How to Conduct a Rental History Check: A Guide for Landlords

Rental History Check

A thorough vetting process is crucial when it comes to selecting the best applicant as your tenant and this process should always include a rental history check. You don’t know the history of the person who is seeking to sign a lease, which is why your application process should include a background check, credit reports, proof of income, criminal history, eviction history and contacting previous landlords. 

These steps are necessary and can protect you from a potentially expensive/problematic tenant(s). Though we cannot always sniff out a potentially bad tenant, we can increase our chances of finding a great tenant by performing our due diligence. Thorough vetting can save you costly consequences, ranging from property damage to eviction. 

Now, have you thought of performing a rental history check? This piece of information can give you a deeper look into an applicant’s rental behavior, including crucial components such as any damages incurred, whether the lease agreement was broken and if rent was paid on time. 

Keep on reading to find out what exactly a rental history check is, and why it needs to be on your radar. 

What is a Rental History Check?

As the name suggests, a rental history check generates a report that lists all of the previous addresses that an individual has rented. The report includes previous landlords’ contact information or that of the overseeing property manager during their tenancy. 

Benefits of Conducting a Rental History Check

Though you may think a credit report arms you with the necessary information, it’s just as likely that it leaves out essential elements of a tenant’s history. Thus, such a report gives you deeper insight and understanding of what this person’s property rental behavior has been like. Here are four specific benefits of conducting a rental history check:

  • Avoid evictions: A rental history check will tell you whether or not the applicant has previously been evicted, and in some instances, whether they have been evicted multiple times. You’ll have to conduct a thorough eviction check. If there is a history of evictions that seems to span across different time periods, it’s a nudge that you might want to think twice before letting the tenant sign a lease.
  • Minimize late payments: In addition to eviction history, a rental history check can give you information about tardy rent payments (or even outstanding payments). It’s up to you to decide whether one or two occasions of lateness sway your thoughts on the person, but if you see a consistent pattern of overdue rent, you will likely experience the same behavior.
  • Save yourself from property damage: If a tenant left previous rentals in poor condition, a rental history check can potentially tell you that. Instead of taking a risk, only to incur steep repair costs upon move-out, this preventative measure can give you peace of mind that the next tenant isn’t likely to harm your property.

How to Conduct a Rental History Check

If you’re eager to implement a rental history check into your tenant vetting process, you’d probably like to know how to get started. We’ll walk you through the steps.

Have a Tenant Provide Rental History

This must be requested in accordance with your state or local laws. So make sure to check them beforehand. First off, informing the applicant that you will require rental history information is a good thing to do. Request addresses of previous rental locations, as well as the contact information of previous landlords. 

A tenant information release form should be attached to your rental applications. This is a legal document that gives you the authorization to review the tenant’s rental history. Such information may include payment history, rental amounts previously paid, and the length of their residency.
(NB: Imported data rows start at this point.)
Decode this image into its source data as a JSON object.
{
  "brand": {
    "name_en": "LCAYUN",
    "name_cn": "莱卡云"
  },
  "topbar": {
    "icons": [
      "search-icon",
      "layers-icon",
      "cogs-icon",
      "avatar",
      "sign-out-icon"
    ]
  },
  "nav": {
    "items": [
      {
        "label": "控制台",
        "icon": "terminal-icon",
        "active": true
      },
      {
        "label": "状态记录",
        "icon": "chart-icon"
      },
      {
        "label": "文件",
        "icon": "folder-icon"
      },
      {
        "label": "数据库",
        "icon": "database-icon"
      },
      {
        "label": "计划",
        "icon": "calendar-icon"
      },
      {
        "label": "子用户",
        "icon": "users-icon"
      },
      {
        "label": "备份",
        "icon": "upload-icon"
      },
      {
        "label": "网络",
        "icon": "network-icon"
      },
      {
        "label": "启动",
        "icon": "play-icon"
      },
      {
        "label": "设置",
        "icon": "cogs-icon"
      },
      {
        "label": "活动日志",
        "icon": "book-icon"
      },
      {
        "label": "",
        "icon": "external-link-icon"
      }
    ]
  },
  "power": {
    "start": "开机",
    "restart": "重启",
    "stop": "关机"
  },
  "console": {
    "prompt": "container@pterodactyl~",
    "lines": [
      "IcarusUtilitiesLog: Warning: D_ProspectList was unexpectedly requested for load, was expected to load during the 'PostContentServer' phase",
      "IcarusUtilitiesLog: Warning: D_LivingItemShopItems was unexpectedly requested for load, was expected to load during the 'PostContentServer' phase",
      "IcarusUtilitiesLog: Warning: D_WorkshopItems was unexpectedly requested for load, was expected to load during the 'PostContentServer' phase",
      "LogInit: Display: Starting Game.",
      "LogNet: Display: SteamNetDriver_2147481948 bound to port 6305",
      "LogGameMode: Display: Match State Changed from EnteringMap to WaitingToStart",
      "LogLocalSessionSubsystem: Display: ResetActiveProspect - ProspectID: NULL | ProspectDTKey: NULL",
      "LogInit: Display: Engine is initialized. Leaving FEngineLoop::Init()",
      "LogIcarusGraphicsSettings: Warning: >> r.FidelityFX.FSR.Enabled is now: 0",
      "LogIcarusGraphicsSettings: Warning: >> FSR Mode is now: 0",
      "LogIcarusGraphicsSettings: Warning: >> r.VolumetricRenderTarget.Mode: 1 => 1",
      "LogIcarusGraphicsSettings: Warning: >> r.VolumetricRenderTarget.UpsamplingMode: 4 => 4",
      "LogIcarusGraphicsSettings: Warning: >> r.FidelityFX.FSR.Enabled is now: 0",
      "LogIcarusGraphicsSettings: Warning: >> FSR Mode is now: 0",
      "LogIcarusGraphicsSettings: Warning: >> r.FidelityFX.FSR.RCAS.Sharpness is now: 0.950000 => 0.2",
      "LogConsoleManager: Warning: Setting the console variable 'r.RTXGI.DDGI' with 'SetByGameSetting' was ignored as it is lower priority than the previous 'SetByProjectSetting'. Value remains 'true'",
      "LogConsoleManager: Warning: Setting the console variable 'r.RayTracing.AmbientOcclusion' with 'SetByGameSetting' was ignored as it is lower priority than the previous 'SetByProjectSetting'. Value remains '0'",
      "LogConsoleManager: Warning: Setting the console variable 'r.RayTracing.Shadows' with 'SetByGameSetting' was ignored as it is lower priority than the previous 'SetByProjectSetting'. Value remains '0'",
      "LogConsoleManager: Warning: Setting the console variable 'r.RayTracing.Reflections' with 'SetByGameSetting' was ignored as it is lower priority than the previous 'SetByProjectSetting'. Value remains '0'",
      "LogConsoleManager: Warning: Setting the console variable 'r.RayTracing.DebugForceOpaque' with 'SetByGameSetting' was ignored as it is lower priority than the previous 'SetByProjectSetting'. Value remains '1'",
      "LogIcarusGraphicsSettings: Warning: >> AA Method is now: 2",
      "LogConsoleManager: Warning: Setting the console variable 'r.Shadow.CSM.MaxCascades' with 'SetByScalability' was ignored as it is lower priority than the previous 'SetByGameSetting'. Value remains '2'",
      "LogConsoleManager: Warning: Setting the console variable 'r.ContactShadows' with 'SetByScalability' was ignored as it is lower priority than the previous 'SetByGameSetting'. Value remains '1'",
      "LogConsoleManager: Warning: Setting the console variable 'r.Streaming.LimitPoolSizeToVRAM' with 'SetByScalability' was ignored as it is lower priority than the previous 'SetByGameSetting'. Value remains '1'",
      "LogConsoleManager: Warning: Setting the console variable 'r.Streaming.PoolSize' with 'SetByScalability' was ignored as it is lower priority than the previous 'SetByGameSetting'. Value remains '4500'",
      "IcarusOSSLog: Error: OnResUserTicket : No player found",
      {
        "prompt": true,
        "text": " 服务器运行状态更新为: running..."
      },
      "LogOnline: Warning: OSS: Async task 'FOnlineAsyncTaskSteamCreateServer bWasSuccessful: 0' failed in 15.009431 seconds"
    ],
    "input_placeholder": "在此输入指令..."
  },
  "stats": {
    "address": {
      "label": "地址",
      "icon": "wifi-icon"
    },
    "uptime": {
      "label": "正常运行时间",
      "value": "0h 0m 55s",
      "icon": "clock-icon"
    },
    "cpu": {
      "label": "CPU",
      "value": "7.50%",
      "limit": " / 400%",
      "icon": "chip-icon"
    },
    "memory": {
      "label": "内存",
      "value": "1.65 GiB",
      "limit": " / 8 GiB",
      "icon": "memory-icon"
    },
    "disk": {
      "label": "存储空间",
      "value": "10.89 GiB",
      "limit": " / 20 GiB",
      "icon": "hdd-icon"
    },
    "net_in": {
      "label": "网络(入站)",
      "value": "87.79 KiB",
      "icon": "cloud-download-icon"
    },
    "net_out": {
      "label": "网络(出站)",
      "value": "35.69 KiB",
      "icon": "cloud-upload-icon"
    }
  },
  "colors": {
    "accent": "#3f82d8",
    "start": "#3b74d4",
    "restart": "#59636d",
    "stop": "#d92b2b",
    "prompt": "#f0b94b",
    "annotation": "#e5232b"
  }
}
Review a Tenant’s Rental History

When you are reviewing the information that has been provided to you, keep an eye out for any time gaps and ask the applicant about it. There may be a good reason why they did not rent for a period of time. Further, look out for omitted or missing information. 

For example, the applicant provides a street name but leaves out the number. Another flag is if no previous landlord contact information has been provided. Such discrepancies can indicate your applicant may be hiding something, or that they would prefer if you did not communicate with previous landlords. 

Check Landlord References

Follow up with the previous landlords that your applicant has listed. A phone call can tell you a lot about the person, and most importantly, you can learn whether or not the applicant is reliable.

Inquire previous landlords about their timeliness with rent payments, whether the property was taken care of properly, and the tenant’s communication style. This phone call shouldn’t take all that long, but it is important that you ask specific questions that matter most to you as a landlord.  

Note Any Discrepancies and Check Up on Evictions

If you’re wondering how you can be sure of the applicant’s provided rental history, it is by comparing it to an eviction history check. You’ll want to know if the applicant has been previously evicted. It’s important to ensure that you don’t overlook this important step, as it will help you identify any red flags.

What If a Prospect Doesn’t Have a Rental History?

Sometimes tenants don’t have a rental history. For example, recent college grads or those who have served in the military or live at home. For those tenants, you’ll need to use personal and professional references to gauge their ability to be a great tenant.

Furthermore, look at the other pieces of information, such as their credit report or proof of income, to determine this person’s eligibility. If you want to rent to them, but need a little extra insurance, require a cosigner to reduce your risk.

Key Takeaways

Landlords should always conduct thorough vetting for prospective tenants. The benefits are enormous, and the cost of not being tenacious about this can be very high. Avoid evictions, have peace of mind, and know who you are letting sign their name on the dotted line. Preventative measures lead to better outcomes, and in this scenario, there are ample pieces of information that can inform you about the applicant.